• The two youngsters use each other for balance to switch places or travel to the opposite end of the board without falling off the board or without touching the ground with any body part.
• Once youngsters have switched sides and traveled to the opposite end of the board (to the twelve-inch zone) they must repeat the task to get back to their original side or position.
• Children start the entire task over if any body part touches the ground.

Starting and Stopping:

• There is no time limit. Children can take as long as they need to complete the task.
• The challenge starts over once a body part touches the ground.

Challenge Diagram:

1 and 2 represent the youngsters and their positions on the 2" x 4" board.

 (Diagram 1) (Diagram 2) (Diagram 3) (Diagram 4) _1_________2_ _____12______ _____21______ _2_________1_ Start Travel to middle Switch positions Travel to end

• This task requires critical thinking and problem solving by the two children and therefore takes some time as they work out the various ways to travel from one end of the board to the other.
• Youngsters are encouraged to work cooperatively to find various ways to solve this challenge.
• Walk slowly and keep eyes on partner.
• Keep arms extended to your side for balance.
• Talk and work together to solve the problem.

• Practice on a wider surface (i.e., 2" x 6", a low balance beam, a line on the floor, a bench or a bleacher).
• Balance activities and cooperative games or initiatives.

Ideas for Adapting Challenge for Students with Disabilities:
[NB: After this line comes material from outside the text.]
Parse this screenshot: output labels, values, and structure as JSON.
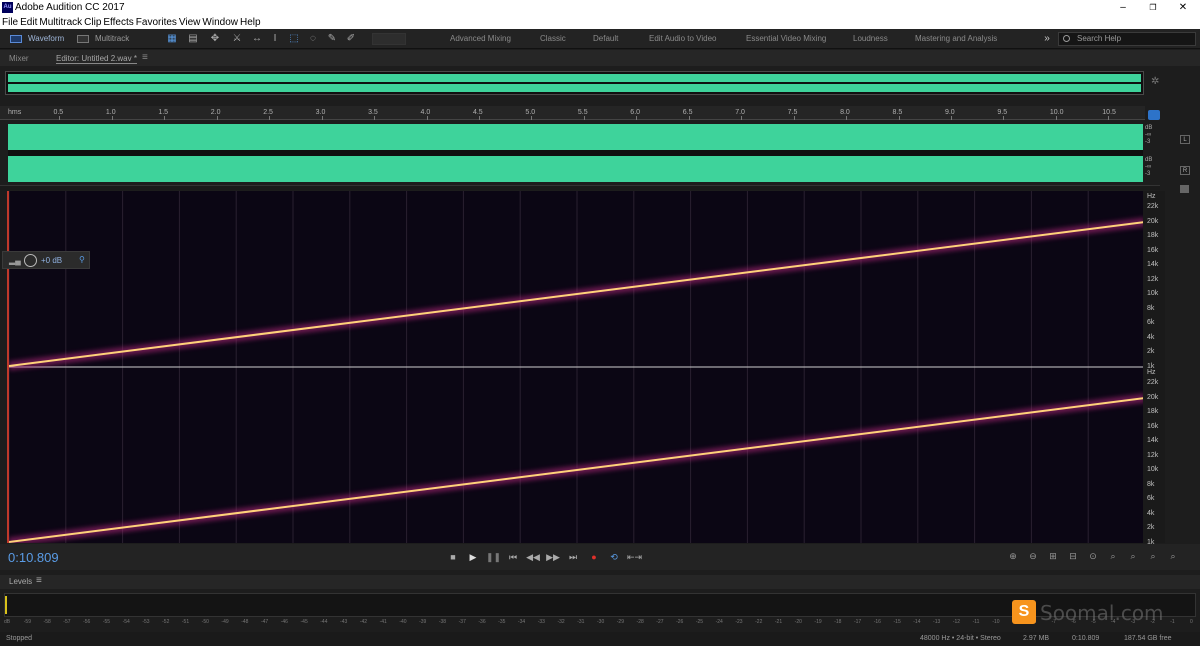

• Use bubble wrap for visually impaired students
• Have students in wheelchair keep both wheels one two lines on the gym floor
• Use lines on the gym floor
• Place two ropes on the floor, vary width of the ropes
• Use a Balance bench - individual walks and steps over pylon (bench is 12" wide)
• Use a balance bench - individual walks and steps over bean bag
• Propel wheelchair over floor beam
• Have students commando crawl down bench

Gabbard, C., LeBlanc, B., & Lowy, S. (1994). Physical education for children: Building the foundation (2nd ed.). Englewood Cliffs, NJ: Prentice Hall. (Chapter 13: Movement Awareness, pp. 233-258; Balance Enhancement Chart p. 239).

Gallahue, D. (1996). Developmental physical education for today's children (3rd ed.). Dubuque, IA: Brown & Benchmark. (Chapter 16: Fundamental Stability Skill Themes, 258-278).

Graham, G., Holt/Hale, S. & Parker, M. (1998). Children Moving: A reflective approach to teaching physical education (4th Edition). Mayfield: Mountain View, California.(Chapter 23: Balancing, pp. 367-394 and Chapter 25: Skill Themes in Gymnastics, pp. 437-450).

Holt/Hale, S. (1993). On the move: Lesson plans to accompany children moving. Mountain View, CA: Mayfield. (Balance, pp. 34-47).

Hopple, C. (1995). Teaching for outcomes in elementary physical education. Champaign, IL: Human Kinetics. (Chapter 6: Non-Locomotor Skills, pp. 108-113).

Pangrazi, R., & Dauer, V. (1992). Dynamic physical education for elementary school children (10th ed.). New York, NY: MacMillian. (Chapter 19, pp. 422-427).

Werner, P. (1994). Teaching children gymnastics: Becoming a master teacher. Champaign, IL: Human Kinetics. (Chapter 7: Learning Experiences for Statics, pp. 75-100).